Had you lived, and I had gotten to know you, maybe I would’ve known for certain what kind of a drunk you were: abusive or negligent. Instead, I watched you get wasted at The Ground Round and yell I am Captain Buzz on the Buzztrain! before making my sister steal a pint glass from the bar. You, the man with 40 best friends, the Best Uncle and the Favorite Son, it’s hard to know what you would have thought about me and my life. Living here in the Pacific Northwest, getting as far from my past as I could physically go.
Let me list some regrets, Dad. I should’ve come out in high school so I could’ve learned what the rest of this community knew. I should’ve built solidarity. I should’ve at least come out in college when I fell in love with more than one man. I should’ve had sex when I studied abroad, no one knew who I was after all, instead of drinking in pubs, alone, praying for a man to hit on me.
Let me tell you about the thing I have never regretted.
This is how I met my wife: after college, 22, I got a job in a bookstore and started dating my manager. Within a year we were living together and within two years I sold a lot of my stuff and moved to Pittsburgh. True love, Dad, is moving to Pittsburgh right in the middle of your 20s. There was something special about her though, Bill, something that hooked me right away. She felt different than any other women I had ever been with — different than the bisexual local I lost my virginity to; different than the other bisexual from the Caribbean I was obsessed over. I fell in love with my wife for a very simple reason: she’s a man.
This is how I met my husband: we held each other as we fell into a Beautiful Nightmare together. He came out as trans six months ago and all of a sudden we have had to explain ourselves (or at least felt the need to explain ourselves) to family, friends, and the collective ghosts that haunt us (hi Bill). And now, here we are — he’s a little more private than I am so it’s been a little strange — with a ‘40s-style prison spotlight on our personal life like this. Before it was an Easy Lie, two straight people. Now though? What are we?
Two gay men. It’s very easy. Just two gay men, Dad. My spouse, who is studying to be a therapist, would call this ‘telling the truth.’
You’ll be happy to know, Bill, that I’m still madly in love. We’ve been together for a decade and we’ve been married for six years.
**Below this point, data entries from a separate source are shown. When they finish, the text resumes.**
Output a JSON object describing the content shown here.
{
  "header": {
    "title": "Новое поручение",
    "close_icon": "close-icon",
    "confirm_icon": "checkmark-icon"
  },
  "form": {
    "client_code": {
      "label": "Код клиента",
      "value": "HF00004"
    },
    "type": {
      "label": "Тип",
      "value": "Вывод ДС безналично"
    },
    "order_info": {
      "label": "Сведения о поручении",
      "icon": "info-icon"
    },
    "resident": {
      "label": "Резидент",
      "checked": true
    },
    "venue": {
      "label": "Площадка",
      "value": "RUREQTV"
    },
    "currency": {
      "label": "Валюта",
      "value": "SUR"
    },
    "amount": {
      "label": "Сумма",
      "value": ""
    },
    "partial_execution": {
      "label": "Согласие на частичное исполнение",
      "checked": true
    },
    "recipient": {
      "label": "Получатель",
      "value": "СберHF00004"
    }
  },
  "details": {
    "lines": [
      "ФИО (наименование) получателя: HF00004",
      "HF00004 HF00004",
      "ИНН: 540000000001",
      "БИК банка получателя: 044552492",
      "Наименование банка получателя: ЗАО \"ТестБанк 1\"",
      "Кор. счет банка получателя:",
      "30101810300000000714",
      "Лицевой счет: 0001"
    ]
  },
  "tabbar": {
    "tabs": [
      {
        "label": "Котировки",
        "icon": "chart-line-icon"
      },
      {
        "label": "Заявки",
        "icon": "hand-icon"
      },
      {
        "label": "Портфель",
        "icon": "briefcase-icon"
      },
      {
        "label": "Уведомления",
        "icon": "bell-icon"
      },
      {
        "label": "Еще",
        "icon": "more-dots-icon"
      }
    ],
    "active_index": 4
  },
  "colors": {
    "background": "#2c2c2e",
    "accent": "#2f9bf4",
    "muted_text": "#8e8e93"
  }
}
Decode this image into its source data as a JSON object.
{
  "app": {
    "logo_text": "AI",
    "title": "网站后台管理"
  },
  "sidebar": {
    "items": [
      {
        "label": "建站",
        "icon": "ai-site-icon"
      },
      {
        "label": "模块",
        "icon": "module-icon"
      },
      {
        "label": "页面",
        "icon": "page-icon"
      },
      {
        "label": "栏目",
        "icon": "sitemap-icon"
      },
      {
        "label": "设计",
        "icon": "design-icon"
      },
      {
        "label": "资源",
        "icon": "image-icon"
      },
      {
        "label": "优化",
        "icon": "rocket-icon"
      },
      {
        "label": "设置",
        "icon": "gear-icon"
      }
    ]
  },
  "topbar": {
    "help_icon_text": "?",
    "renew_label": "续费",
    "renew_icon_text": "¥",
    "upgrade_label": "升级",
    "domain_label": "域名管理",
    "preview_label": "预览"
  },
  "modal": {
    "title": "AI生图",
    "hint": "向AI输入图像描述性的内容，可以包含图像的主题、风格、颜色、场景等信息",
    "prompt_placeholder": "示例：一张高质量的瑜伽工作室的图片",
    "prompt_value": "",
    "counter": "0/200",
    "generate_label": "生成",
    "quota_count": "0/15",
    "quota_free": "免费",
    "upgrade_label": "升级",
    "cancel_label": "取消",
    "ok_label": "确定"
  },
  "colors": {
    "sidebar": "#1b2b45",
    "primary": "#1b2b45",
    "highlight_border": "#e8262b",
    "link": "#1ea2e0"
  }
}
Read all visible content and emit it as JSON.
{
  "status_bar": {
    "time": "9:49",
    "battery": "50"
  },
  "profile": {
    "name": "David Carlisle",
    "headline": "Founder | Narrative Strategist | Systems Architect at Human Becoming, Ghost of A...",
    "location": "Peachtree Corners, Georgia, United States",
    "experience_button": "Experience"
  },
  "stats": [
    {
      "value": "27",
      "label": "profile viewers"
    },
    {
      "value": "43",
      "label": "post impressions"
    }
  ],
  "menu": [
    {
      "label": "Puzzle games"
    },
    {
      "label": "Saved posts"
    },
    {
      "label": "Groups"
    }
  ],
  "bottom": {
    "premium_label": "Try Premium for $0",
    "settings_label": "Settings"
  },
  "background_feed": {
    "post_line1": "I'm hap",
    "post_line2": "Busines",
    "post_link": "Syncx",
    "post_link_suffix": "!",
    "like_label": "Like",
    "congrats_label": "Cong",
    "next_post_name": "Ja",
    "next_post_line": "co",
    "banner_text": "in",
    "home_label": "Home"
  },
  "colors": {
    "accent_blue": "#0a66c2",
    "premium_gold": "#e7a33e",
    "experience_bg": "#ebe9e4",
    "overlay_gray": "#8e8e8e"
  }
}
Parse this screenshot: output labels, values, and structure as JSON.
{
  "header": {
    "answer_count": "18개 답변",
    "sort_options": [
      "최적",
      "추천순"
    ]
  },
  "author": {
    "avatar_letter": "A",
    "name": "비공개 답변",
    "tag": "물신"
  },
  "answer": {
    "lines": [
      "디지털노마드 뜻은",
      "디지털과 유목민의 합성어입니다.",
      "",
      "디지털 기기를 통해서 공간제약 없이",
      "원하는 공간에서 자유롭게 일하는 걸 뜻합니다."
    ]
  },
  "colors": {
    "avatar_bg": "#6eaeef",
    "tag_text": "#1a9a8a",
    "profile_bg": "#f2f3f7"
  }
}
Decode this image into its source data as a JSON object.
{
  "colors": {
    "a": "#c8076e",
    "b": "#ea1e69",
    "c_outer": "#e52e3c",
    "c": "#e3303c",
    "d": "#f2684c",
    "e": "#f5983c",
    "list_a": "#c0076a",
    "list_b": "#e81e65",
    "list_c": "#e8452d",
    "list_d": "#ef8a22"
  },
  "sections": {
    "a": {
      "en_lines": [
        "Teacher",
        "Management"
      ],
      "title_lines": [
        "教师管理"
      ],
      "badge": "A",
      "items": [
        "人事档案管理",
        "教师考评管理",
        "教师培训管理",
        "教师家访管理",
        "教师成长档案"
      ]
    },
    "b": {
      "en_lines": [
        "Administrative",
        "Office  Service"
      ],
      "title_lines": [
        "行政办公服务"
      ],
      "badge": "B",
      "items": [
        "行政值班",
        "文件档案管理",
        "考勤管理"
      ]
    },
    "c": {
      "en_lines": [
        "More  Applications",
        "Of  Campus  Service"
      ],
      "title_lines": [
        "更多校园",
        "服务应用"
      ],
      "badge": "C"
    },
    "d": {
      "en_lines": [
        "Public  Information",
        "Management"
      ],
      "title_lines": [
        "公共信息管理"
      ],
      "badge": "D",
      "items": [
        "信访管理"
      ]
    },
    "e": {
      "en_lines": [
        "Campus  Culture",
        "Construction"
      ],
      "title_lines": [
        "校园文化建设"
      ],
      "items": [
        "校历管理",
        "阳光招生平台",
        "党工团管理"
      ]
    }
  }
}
It took your previous father-in-law dying and me spending my inheritance to move across the country, it took maxing out a credit card for my Year of Therapy, and it took realizing that I would probably offend those affable drunk Catholics who made up the background noise of my upbringing. It took me being 32 and not giving a fuck what anybody thinks anymore.
I finally got here though. I like to think you would be proud.